few 'metas volantes', or intermediate sprints. All of these were
always at the top of some rise or hill. There was very little flat
riding on all three days.

On day one, the course went from 120 ft in elevation up to 1200' then
back up to 1400' then back up to 1800' with a fun wicked swiitchback
descent to a last little punch up to 1120'.

 I caught the women's race leader on the last climb. The heat
definitely was a factor for me and i was fighting chills and
goosebumps for close to 20 kms mid-way throught the 100km stage. After
catching the leader on the last climb, she attacked, separated and as
I was about 1 km from the finish, I could see her ahead, and a young
Dominican rider catches me and I blindly followed, knowing the finish
was close. Be it exhaustion, confusion, heat...whatever.... I followed
the Dominican rider as he made a wrong turn literally 300mts from the
finish. By the time i caught my error, seconds, really, and veered
back on course. the 3rd placed rider passed me and pipped me at the
line. ARGH!

I learned a hard lessson: you cannot stopt paying attention end of
race because exhaustion  and fatigue can be costly.

On day two, the climbing went from 80' up to 1280' back up to 1040'
back up to 1800' and last final push up to 1980'. The descent down the
mountain is know as 'la Piqui~na" ( the itch) a 180 degree switchbacky
descent that was as scary as it was exhiliratingly fast.

the way to the  finish was a 20km flat, fast, with a tailwind sprint
into the town of Salinas. I was able to work with a group of men
riders and had forgotten that going up the final climb my bike had
made a very loud noise. Now, hammering in rotation towards the finish,
trying to minimize my time loss to the womens' race leader who was up
ahead, i heard this kerklunky noise again. ignored it and kept on
hammering. No sooner did i stop pedaling after the finishing sprint
than I heard a very loud CLUNK! I had one spoke wrapped around another
in my rear wheel. Wow! had that thing come undone during the final
descent, I would have been toast! The Universe was looking out for me.

On day three, I'm sitting in 3rd place overall in GC and I had one
more event to try and move up in GC. The course consisted of  12 laps
of an 8.7 km course. Half of this course was flat and undulating and
the other half was big ring, small ring, smaller ring grinding climbs.
Brutal! Again, the heat was I think one big factor for me, but I was
determined. Unfortunately, I had 5 riders working against me, working
me over in our group of six. It worked, with 200km to go, I chased one
rider down and that was all the gas I had left, finishing 4th in the
stage and remaining in 3rd overall in GC.

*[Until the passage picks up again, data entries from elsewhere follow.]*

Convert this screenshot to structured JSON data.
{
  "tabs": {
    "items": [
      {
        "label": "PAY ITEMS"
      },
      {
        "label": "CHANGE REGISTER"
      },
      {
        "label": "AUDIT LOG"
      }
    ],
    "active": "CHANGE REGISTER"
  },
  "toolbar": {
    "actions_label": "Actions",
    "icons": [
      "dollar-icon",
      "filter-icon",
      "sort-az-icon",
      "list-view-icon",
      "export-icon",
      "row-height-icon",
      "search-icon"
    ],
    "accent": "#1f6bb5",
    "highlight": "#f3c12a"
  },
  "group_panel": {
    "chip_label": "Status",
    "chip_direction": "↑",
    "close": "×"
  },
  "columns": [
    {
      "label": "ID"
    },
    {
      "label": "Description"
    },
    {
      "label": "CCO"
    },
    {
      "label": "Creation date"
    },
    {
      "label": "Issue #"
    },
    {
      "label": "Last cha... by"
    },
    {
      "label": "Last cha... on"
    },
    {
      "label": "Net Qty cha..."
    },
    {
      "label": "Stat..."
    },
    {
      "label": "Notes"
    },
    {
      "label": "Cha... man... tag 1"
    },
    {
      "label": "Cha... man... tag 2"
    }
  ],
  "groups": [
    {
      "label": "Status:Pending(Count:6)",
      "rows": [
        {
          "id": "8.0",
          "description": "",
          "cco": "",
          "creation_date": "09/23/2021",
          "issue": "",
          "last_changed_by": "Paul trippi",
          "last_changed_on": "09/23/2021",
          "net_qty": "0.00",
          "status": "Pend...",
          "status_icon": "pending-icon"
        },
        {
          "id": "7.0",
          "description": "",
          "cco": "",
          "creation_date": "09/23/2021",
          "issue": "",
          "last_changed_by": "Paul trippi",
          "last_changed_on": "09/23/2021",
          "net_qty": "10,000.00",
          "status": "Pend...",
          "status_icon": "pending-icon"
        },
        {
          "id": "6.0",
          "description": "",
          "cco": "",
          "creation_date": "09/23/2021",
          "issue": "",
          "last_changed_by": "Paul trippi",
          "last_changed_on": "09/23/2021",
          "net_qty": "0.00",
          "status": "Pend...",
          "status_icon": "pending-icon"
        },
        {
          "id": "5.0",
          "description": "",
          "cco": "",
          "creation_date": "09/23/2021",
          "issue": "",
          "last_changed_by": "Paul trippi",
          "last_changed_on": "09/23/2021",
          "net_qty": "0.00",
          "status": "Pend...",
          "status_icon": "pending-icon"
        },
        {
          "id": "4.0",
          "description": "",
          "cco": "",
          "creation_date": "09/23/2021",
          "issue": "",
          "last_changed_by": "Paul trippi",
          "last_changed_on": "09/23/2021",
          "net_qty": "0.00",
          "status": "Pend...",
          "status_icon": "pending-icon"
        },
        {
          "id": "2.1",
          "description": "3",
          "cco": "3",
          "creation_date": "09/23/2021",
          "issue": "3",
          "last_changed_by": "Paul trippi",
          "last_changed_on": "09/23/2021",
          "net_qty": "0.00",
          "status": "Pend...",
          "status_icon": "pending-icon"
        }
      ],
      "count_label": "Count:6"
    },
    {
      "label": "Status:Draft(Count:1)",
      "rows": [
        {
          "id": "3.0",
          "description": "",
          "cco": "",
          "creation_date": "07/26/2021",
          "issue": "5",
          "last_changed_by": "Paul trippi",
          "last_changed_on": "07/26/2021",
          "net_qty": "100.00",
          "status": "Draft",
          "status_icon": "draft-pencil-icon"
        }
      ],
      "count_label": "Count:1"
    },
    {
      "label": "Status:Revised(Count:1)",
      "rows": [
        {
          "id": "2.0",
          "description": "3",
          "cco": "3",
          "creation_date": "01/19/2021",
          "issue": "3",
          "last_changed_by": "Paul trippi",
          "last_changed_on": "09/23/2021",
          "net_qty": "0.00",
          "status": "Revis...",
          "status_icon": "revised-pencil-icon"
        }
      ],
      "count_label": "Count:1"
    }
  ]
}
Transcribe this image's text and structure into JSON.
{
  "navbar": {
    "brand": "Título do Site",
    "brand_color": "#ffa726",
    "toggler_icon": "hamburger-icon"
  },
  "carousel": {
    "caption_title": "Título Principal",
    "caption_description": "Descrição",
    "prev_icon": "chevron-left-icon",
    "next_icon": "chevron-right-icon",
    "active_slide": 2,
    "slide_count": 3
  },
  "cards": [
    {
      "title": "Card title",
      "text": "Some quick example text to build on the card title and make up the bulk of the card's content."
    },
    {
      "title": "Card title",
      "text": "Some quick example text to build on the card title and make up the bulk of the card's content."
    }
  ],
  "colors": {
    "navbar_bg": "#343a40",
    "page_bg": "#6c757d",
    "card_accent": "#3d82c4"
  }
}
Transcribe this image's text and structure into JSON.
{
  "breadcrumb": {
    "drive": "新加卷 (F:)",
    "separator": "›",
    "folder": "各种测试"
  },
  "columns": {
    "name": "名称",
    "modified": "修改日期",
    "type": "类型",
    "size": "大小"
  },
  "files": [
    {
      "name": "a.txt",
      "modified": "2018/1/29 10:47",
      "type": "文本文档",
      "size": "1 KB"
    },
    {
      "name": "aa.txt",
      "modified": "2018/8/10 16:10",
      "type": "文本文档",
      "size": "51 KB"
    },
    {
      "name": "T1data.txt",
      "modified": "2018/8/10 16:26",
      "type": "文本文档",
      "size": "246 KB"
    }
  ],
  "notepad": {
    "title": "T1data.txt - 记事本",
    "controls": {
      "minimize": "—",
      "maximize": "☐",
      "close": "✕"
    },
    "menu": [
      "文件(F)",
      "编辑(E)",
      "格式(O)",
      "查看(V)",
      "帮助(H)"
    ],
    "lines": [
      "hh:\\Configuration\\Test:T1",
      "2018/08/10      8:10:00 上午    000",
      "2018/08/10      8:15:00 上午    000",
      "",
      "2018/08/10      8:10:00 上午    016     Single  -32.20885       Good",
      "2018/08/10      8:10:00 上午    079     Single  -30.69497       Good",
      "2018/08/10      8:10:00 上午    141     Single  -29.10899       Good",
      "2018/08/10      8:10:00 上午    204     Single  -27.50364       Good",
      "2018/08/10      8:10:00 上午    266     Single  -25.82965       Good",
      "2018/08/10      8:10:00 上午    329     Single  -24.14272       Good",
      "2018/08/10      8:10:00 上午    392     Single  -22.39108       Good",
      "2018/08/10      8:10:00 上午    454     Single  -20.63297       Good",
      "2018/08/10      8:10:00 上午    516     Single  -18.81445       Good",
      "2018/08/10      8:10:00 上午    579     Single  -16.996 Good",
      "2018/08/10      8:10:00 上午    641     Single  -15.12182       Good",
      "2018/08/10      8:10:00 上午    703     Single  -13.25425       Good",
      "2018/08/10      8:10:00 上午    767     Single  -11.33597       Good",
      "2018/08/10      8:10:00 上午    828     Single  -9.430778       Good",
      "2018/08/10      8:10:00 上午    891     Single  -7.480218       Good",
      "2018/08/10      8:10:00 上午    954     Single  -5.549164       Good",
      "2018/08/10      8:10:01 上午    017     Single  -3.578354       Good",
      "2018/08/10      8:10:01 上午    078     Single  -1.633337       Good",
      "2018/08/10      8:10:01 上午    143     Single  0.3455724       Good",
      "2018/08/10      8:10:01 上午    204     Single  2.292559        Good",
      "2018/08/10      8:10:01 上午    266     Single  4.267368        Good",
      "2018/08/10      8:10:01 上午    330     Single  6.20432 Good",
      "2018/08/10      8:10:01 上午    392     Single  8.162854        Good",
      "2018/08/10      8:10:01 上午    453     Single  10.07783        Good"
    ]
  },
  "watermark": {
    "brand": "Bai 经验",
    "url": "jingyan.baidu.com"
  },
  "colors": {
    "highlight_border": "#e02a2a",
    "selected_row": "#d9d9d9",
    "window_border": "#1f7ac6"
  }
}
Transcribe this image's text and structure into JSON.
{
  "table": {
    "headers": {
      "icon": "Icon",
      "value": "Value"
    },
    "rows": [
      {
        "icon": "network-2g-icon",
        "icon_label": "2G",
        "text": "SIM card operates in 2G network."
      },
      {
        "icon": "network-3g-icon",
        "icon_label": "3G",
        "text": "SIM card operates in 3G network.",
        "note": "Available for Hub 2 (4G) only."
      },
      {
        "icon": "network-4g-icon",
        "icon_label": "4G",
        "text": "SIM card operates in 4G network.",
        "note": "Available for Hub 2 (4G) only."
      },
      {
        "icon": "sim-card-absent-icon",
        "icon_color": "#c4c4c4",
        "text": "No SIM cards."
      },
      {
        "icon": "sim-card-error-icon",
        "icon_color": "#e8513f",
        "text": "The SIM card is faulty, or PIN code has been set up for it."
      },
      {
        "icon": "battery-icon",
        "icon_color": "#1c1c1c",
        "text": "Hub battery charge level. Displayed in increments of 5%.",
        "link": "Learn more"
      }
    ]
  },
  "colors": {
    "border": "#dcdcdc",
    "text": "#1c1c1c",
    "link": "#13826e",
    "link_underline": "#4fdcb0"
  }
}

I learned some really good lessons about racing in the heat and about
paying attention during the last parts of a race when fatigue can
confuse. However, I was so proud to be racing in my homeland. In fact,
an invitation was extened to me to represent my country in the 2010
Centroamerican Games in Mayaguez, PR and possibly the Panamericans in

I'm just beaming with Puertorrican pride!
I have to thank my friends Jaime 'Chago' Collazo who organized all my
traveling to and from races  and to Jaime Pujols who became my go-to
guy for all feedzone needs. I got so used to being with Jaime Pujols
that I actually felt a bit discombobulated and out of sorts the day
after the racing was done. What? no Jaime picking me up? no Jaime
handing me cold water from the SUV? Both Jaime's have a very special
place in my heart and their Tropigas Cycling Team was so accomodating
to all my needs. I never once had to worry about food, water...Jaime
even washed my bike!!! I love those guys!!